Task material |
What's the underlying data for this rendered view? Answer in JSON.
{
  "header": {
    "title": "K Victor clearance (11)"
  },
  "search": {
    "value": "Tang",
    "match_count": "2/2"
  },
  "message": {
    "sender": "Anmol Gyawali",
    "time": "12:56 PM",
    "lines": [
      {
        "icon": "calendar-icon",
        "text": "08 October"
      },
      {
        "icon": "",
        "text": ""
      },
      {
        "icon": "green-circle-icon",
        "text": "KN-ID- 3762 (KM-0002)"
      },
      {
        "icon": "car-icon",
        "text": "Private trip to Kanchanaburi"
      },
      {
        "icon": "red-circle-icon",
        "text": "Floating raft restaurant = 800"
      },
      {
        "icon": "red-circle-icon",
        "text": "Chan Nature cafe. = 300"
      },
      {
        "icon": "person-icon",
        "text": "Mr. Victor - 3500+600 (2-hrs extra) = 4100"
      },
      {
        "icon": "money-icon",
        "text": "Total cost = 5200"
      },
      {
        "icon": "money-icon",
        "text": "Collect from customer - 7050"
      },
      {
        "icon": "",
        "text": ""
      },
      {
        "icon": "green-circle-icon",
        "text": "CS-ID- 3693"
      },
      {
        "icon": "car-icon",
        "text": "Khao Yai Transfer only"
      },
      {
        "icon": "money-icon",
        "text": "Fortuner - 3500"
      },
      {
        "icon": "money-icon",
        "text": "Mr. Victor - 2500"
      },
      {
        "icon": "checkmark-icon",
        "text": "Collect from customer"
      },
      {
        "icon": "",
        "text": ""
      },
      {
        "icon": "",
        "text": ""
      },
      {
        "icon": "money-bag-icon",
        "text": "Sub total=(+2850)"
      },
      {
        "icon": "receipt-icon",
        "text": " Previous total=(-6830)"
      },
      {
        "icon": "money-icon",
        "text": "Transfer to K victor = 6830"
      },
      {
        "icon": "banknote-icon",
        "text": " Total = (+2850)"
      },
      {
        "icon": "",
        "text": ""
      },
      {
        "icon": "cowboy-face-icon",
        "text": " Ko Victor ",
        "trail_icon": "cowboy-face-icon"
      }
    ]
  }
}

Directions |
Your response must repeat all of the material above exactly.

Answer space |
What's the underlying data for this rendered view? Answer in JSON.
{
  "header": {
    "title": "K Victor clearance (11)"
  },
  "search": {
    "value": "Tang",
    "match_count": "2/2"
  },
  "message": {
    "sender": "Anmol Gyawali",
    "time": "12:56 PM",
    "lines": [
      {
        "icon": "calendar-icon",
        "text": "08 October"
      },
      {
        "icon": "",
        "text": ""
      },
      {
        "icon": "green-circle-icon",
        "text": "KN-ID- 3762 (KM-0002)"
      },
      {
        "icon": "car-icon",
        "text": "Private trip to Kanchanaburi"
      },
      {
        "icon": "red-circle-icon",
        "text": "Floating raft restaurant = 800"
      },
      {
        "icon": "red-circle-icon",
        "text": "Chan Nature cafe. = 300"
      },
      {
        "icon": "person-icon",
        "text": "Mr. Victor - 3500+600 (2-hrs extra) = 4100"
      },
      {
        "icon": "money-icon",
        "text": "Total cost = 5200"
      },
      {
        "icon": "money-icon",
        "text": "Collect from customer - 7050"
      },
      {
        "icon": "",
        "text": ""
      },
      {
        "icon": "green-circle-icon",
        "text": "CS-ID- 3693"
      },
      {
        "icon": "car-icon",
        "text": "Khao Yai Transfer only"
      },
      {
        "icon": "money-icon",
        "text": "Fortuner - 3500"
      },
      {
        "icon": "money-icon",
        "text": "Mr. Victor - 2500"
      },
      {
        "icon": "checkmark-icon",
        "text": "Collect from customer"
      },
      {
        "icon": "",
        "text": ""
      },
      {
        "icon": "",
        "text": ""
      },
      {
        "icon": "money-bag-icon",
        "text": "Sub total=(+2850)"
      },
      {
        "icon": "receipt-icon",
        "text": " Previous total=(-6830)"
      },
      {
        "icon": "money-icon",
        "text": "Transfer to K victor = 6830"
      },
      {
        "icon": "banknote-icon",
        "text": " Total = (+2850)"
      },
      {
        "icon": "",
        "text": ""
      },
      {
        "icon": "cowboy-face-icon",
        "text": " Ko Victor ",
        "trail_icon": "cowboy-face-icon"
      }
    ]
  }
}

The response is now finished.